Here it is in a nutshell:
- Jesus did not say that there’s no marriage in heaven. He said that people don’t get married in the afterlife.
- In a literal sense, his words mean that what the Sadducees (not to mention the vast bulk of people throughout history) thought of as “marriage”—a legal and contractual relationship to secure property, financial benefit, family lineage, inheritance, and social status—does not exist in heaven.
- When it comes to spiritual marriage, being “married and given in marriage” is something that happens during our lifetime here on earth, within our own souls, through learning and growing in love and understanding, and through focusing our life on loving God and loving our fellow human beings in good and practical ways. If we don’t get married spiritually within ourselves here on earth, we will never get married in the afterlife—not with God, not within our own souls, and not with an eternal partner and soulmate.
So what Jesus is really saying to every one of us is:
Do your work here on earth!
Don’t slack off and waste the lifetime God has given you, expecting that everything will be hunky-dory in the afterlife, and you’ll have happiness and bliss regardless of what you do here. Use your time here wisely. Focus on the things that truly matter: love, learning, and engaging in useful service toward your fellow human beings in your work, your home life, and your social life.
During your lifetime here on earth, do the work of becoming a person whose head and heart are “married” and working together to love and serve God and your fellow human beings. Develop the strength and integrity of character, and the depth of love and understanding, that makes you a truly human and loving being.
If you focus and develop your life in this way, and enter into a spiritual marriage relationship with God, within yourself, and with your fellow human beings here on earth, then in the afterlife you will find yourself as a child of God among the angels.
And if God hasn’t given you a partner here on earth, God will give you that partner in the afterlife, because God has been preparing the two of you for each other from the moment you were born.
In the next article we’ll give a straightforward and heartening response to the plaintive cry of men and women who have experienced a good and loving marriage here on earth, and are heartsick at the traditional Christian teaching that their marriage is only “till death do us part.” You can read it here: “Will Happily Married Couples be Together in Heaven?”
For further reading:
- How does Marriage Fit In with a Spiritual Life? Is There Marriage in Heaven?
- Can you Fall in Love in Heaven if you Haven’t Found Someone on Earth?

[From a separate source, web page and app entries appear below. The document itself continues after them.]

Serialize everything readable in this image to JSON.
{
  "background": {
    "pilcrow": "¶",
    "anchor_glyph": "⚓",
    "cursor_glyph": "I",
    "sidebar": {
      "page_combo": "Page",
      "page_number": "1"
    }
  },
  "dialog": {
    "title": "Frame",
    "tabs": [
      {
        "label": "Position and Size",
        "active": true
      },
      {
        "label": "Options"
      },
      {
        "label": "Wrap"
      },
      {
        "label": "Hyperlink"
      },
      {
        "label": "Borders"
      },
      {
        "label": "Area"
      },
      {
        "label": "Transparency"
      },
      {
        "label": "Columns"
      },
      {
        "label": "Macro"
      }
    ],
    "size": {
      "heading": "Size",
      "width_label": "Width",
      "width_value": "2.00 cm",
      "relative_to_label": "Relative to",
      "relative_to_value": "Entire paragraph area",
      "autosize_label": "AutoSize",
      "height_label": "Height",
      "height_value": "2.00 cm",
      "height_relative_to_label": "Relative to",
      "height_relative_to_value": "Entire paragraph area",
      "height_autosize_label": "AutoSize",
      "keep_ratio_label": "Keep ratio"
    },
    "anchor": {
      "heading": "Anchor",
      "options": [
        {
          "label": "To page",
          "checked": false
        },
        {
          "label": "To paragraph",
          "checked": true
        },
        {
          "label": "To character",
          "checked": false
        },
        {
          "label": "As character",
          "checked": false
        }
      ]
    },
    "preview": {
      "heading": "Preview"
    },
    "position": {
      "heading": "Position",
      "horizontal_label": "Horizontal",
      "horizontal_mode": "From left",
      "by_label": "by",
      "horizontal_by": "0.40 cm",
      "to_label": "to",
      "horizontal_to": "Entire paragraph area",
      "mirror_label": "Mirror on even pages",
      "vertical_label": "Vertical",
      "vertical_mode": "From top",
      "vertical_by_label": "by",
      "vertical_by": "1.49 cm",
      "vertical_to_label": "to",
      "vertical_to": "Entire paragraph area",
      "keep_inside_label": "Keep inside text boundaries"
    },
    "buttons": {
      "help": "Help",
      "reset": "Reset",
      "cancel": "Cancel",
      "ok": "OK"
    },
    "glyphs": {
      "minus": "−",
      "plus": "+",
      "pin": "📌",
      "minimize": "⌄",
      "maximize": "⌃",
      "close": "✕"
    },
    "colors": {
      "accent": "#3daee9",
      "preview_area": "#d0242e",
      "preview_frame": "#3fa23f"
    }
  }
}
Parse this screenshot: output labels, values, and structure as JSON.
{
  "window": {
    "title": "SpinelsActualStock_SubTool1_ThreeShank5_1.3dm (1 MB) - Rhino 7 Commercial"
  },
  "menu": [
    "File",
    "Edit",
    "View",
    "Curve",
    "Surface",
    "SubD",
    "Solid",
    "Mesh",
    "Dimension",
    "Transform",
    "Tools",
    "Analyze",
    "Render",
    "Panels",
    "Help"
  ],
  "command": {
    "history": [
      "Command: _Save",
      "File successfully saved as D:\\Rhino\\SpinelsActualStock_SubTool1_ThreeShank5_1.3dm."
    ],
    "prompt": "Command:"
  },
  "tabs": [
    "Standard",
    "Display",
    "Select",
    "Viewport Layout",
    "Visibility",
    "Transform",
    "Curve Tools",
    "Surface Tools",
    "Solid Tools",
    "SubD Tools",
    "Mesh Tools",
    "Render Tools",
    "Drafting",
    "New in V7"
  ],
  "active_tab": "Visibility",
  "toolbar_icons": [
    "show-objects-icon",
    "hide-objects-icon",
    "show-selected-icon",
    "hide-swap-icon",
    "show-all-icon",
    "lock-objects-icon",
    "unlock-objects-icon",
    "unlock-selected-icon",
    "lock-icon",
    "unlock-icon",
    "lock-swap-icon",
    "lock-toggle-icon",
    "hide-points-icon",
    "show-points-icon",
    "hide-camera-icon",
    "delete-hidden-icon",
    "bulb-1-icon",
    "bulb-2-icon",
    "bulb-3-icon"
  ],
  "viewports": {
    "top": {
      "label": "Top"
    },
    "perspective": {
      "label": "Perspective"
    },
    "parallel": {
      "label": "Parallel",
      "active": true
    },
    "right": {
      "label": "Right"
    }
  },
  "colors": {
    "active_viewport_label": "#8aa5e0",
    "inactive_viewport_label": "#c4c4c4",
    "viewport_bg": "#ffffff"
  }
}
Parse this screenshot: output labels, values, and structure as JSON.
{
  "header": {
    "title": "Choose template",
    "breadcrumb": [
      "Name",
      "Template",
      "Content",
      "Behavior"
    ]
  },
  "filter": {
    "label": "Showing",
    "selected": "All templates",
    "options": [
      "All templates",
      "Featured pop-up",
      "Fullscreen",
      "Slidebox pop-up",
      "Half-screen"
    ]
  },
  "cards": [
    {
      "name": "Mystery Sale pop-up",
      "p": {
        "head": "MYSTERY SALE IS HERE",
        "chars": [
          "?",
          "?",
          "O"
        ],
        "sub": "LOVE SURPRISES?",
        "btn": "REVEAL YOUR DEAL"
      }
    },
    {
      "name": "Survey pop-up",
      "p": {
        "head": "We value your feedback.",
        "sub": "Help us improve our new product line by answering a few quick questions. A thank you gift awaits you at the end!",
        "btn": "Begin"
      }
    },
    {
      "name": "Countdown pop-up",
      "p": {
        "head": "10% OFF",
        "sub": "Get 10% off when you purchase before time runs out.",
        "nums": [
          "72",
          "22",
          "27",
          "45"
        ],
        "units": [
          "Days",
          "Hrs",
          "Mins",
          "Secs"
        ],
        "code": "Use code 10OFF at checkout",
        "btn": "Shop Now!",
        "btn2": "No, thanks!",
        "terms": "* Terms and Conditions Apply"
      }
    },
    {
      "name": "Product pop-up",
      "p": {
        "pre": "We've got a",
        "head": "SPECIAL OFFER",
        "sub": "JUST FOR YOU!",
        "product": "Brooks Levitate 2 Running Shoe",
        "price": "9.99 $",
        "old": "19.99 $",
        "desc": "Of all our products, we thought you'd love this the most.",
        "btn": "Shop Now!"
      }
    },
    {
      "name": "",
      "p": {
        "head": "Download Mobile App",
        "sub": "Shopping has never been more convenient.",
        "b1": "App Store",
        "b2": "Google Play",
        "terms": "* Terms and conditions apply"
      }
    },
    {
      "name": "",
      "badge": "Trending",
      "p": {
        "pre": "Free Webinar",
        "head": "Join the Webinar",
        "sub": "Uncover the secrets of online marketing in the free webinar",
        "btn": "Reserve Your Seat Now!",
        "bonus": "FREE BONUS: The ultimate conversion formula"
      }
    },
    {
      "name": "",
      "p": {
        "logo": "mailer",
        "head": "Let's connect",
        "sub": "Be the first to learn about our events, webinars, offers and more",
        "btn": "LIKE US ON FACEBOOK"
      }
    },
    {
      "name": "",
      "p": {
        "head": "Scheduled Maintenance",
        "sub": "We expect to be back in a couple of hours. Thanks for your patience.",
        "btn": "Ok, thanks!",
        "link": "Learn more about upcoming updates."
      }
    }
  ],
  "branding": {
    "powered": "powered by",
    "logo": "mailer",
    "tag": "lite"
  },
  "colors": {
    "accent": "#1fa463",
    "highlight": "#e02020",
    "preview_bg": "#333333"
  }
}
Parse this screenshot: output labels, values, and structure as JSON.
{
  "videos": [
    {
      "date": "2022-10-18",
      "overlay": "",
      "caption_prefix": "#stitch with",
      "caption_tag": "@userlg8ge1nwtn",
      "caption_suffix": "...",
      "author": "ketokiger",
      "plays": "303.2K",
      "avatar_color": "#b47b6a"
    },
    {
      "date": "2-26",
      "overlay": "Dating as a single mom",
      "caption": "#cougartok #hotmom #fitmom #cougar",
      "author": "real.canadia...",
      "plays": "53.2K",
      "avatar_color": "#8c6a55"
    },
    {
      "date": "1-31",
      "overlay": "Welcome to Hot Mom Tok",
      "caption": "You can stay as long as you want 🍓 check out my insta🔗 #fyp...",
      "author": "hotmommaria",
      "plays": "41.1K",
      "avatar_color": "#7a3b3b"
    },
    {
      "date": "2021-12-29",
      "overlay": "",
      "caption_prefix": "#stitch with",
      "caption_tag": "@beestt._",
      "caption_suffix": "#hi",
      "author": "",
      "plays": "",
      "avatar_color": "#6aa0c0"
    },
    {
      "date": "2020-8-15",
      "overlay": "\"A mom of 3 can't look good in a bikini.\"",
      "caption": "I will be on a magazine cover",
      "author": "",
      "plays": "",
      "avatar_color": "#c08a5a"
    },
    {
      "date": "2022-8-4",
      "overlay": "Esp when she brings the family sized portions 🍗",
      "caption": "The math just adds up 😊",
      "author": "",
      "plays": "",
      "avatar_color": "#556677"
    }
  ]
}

- If You’ve been Married More than Once, Which One will you be With in the Afterlife?
- How to Know if Mr. or Ms. Right is Right for You: Pointers from Gloria and Emilio Estefan
- Heaven, Regeneration, and the Meaning of Life on Earth